*** Opening of RECORDS PROVIDED ***

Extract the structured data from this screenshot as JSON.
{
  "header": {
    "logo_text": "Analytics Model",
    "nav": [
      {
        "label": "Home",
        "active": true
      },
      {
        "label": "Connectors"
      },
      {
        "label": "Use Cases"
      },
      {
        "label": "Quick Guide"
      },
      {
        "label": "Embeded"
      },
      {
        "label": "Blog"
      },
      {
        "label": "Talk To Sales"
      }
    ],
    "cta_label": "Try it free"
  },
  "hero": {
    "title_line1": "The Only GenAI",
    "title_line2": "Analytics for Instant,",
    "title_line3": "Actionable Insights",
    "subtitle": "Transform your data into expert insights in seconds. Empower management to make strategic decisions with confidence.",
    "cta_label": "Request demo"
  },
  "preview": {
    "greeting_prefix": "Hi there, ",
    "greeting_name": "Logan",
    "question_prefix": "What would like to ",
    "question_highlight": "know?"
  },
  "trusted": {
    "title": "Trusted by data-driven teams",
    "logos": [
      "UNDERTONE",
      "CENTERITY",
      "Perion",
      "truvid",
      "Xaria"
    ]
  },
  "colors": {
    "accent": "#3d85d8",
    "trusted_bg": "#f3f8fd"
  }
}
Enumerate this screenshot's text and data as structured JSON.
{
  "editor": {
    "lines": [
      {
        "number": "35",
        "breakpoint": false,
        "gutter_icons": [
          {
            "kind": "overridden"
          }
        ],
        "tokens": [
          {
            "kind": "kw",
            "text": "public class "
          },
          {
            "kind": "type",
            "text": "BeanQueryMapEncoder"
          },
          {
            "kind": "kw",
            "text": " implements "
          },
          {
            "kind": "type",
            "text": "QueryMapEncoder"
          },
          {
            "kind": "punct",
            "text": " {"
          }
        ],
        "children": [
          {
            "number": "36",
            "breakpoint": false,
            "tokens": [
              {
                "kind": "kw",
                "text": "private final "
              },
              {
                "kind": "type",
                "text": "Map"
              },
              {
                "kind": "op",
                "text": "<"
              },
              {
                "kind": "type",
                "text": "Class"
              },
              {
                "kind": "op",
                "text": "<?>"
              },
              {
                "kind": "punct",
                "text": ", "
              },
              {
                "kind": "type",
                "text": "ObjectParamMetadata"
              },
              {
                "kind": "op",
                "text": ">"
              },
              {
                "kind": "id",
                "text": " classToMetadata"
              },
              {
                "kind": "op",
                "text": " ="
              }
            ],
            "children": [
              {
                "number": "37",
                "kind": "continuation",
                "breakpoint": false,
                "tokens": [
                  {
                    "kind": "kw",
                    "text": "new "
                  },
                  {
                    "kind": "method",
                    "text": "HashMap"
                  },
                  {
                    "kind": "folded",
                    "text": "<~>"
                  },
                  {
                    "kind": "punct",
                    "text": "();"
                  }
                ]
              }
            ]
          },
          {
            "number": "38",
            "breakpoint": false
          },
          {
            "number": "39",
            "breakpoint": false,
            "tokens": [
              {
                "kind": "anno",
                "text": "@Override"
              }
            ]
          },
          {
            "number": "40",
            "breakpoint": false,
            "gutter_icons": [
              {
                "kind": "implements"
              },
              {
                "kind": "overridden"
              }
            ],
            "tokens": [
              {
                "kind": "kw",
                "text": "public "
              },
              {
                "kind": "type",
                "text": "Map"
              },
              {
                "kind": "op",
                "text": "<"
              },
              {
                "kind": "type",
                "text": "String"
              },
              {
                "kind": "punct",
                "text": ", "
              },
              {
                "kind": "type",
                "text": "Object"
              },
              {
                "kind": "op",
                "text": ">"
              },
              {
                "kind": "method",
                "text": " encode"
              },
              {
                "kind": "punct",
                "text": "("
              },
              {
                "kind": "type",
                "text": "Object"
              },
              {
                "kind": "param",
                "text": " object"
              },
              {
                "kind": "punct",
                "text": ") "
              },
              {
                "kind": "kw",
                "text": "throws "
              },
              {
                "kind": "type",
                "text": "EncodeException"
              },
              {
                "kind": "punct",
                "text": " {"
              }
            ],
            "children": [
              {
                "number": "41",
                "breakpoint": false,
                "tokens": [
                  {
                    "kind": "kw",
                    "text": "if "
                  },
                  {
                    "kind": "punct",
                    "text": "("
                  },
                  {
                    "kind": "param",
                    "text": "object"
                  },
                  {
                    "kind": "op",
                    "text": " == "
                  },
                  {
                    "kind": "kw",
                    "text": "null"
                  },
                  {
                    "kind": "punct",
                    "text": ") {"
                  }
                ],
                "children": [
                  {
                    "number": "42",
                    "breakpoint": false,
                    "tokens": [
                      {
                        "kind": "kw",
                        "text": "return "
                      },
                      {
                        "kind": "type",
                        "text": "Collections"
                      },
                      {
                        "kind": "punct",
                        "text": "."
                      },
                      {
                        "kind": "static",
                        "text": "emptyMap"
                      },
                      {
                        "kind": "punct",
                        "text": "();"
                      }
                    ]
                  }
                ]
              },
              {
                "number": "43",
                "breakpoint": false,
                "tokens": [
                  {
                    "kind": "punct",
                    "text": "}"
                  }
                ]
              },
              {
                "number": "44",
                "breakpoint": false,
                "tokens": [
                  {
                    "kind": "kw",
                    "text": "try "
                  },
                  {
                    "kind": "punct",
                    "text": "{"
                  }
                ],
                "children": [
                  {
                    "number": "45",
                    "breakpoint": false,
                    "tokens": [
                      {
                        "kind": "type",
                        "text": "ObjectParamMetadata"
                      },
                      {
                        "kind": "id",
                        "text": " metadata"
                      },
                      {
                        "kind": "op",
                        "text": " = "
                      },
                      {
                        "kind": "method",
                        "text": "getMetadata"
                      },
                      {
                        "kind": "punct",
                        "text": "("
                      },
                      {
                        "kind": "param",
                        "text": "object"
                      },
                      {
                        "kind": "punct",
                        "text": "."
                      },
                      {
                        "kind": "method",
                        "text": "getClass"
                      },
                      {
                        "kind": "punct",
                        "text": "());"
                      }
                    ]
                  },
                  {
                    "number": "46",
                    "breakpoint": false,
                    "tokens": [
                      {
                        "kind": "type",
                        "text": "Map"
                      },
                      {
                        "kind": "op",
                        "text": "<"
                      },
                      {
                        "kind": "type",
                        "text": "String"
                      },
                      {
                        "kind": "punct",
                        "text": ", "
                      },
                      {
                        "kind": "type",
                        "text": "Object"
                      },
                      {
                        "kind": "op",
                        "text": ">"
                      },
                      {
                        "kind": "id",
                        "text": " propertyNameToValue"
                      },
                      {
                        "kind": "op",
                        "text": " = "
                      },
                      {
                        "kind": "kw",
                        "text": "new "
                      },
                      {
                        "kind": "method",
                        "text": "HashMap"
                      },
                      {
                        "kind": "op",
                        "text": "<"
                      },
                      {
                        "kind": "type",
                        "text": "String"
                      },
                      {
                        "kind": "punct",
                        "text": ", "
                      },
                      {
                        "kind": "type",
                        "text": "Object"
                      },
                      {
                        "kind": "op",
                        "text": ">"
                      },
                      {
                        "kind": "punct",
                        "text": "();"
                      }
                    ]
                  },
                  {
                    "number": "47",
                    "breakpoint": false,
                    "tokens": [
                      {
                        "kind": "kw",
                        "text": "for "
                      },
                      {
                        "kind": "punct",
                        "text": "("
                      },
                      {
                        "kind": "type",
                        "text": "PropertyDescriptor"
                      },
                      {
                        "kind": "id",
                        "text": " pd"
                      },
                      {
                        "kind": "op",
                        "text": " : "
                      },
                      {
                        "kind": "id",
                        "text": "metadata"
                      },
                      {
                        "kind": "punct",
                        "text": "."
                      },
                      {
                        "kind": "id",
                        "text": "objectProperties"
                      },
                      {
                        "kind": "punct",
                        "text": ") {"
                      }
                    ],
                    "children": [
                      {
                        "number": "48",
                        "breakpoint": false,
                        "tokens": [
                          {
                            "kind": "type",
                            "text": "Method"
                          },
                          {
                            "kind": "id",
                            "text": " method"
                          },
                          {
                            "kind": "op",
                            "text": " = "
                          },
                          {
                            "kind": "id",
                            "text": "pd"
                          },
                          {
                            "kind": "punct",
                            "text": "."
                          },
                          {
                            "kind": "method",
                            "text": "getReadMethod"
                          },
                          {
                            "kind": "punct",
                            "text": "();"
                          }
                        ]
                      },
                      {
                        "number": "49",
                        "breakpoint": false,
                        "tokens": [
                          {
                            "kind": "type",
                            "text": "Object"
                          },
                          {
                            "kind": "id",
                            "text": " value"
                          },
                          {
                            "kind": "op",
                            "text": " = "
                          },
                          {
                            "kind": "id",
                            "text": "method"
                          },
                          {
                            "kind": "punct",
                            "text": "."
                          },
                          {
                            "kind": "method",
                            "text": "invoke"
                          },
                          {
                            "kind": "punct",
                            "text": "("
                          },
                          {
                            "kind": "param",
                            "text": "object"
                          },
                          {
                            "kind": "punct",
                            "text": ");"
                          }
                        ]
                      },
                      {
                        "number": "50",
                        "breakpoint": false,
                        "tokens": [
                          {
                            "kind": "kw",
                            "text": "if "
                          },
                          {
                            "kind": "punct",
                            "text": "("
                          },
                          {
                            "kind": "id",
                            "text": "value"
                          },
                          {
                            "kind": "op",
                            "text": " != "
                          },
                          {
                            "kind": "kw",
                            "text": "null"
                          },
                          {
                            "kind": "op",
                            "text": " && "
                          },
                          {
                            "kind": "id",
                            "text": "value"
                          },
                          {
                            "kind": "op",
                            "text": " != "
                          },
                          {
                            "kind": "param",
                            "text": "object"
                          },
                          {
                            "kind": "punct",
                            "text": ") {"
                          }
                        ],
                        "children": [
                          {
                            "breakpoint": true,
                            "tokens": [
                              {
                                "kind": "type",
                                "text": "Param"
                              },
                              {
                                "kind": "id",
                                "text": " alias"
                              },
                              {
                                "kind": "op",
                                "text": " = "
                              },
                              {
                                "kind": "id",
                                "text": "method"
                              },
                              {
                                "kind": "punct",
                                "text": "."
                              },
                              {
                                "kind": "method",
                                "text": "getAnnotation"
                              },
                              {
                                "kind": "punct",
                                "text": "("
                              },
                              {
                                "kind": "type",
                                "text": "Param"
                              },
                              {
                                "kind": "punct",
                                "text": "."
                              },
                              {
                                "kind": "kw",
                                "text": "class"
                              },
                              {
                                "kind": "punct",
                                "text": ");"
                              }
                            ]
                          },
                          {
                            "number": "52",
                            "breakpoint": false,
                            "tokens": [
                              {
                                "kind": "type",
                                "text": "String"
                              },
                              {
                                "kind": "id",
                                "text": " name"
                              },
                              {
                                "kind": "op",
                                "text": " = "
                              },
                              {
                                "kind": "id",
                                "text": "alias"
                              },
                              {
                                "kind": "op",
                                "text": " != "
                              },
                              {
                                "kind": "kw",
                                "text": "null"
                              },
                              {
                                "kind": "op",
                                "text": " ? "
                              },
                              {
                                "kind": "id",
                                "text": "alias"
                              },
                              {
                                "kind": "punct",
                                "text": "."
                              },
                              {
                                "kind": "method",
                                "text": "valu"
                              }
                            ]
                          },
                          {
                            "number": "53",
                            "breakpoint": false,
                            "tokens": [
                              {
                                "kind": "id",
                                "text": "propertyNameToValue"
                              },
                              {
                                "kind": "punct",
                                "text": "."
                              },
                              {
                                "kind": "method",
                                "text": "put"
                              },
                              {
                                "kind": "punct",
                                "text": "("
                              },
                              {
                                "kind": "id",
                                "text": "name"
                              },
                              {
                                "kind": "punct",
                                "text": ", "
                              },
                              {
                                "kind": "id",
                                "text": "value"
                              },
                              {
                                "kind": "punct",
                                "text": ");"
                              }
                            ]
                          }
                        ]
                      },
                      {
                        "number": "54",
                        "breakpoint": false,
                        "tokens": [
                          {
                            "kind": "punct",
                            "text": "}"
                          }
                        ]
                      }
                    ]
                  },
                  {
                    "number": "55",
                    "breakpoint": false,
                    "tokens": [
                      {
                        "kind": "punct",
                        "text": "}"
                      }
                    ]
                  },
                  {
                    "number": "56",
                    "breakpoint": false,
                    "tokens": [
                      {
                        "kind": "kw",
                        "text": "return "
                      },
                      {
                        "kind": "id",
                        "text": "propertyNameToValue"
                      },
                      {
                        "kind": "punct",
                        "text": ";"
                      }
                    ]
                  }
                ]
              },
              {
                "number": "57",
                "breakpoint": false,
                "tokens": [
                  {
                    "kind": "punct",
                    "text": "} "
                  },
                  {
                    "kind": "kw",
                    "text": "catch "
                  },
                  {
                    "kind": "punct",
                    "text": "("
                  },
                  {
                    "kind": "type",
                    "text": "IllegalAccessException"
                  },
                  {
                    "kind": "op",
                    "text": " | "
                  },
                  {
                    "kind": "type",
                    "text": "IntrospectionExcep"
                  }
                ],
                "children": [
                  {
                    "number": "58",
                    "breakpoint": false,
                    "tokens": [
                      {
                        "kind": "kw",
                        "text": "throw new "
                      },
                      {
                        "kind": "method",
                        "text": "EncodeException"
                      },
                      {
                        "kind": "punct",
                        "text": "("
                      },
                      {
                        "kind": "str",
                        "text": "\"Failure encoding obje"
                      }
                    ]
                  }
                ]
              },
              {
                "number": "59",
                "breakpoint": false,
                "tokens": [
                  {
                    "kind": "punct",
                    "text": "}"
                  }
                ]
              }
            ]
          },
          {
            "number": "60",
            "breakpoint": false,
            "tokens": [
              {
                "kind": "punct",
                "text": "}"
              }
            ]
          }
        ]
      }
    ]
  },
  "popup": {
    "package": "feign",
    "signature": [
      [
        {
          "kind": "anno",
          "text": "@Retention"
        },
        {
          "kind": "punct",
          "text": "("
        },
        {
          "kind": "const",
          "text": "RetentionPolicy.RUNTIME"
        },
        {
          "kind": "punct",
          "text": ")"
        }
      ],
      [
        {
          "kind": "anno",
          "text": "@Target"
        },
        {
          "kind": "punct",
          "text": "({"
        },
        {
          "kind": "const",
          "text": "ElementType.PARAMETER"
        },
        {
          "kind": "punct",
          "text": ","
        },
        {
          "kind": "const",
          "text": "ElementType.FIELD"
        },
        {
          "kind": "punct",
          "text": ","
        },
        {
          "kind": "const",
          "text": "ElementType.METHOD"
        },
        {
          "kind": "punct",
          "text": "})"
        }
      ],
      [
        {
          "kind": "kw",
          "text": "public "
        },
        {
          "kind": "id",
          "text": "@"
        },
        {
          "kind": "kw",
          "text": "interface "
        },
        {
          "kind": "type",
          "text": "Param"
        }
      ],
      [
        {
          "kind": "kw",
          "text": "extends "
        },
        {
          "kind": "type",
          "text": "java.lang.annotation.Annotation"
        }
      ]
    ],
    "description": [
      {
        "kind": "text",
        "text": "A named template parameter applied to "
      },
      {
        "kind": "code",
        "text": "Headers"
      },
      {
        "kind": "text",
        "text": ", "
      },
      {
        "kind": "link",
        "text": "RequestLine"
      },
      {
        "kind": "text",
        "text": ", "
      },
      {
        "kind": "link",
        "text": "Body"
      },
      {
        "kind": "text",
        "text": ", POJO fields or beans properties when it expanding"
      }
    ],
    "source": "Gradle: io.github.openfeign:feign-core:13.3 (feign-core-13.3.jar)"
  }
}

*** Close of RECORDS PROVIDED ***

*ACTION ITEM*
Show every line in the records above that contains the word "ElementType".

*OUTPUT FOR THIS EXERCISE*
          "text": "ElementType.PARAMETER"
          "text": "ElementType.FIELD"
          "text": "ElementType.METHOD"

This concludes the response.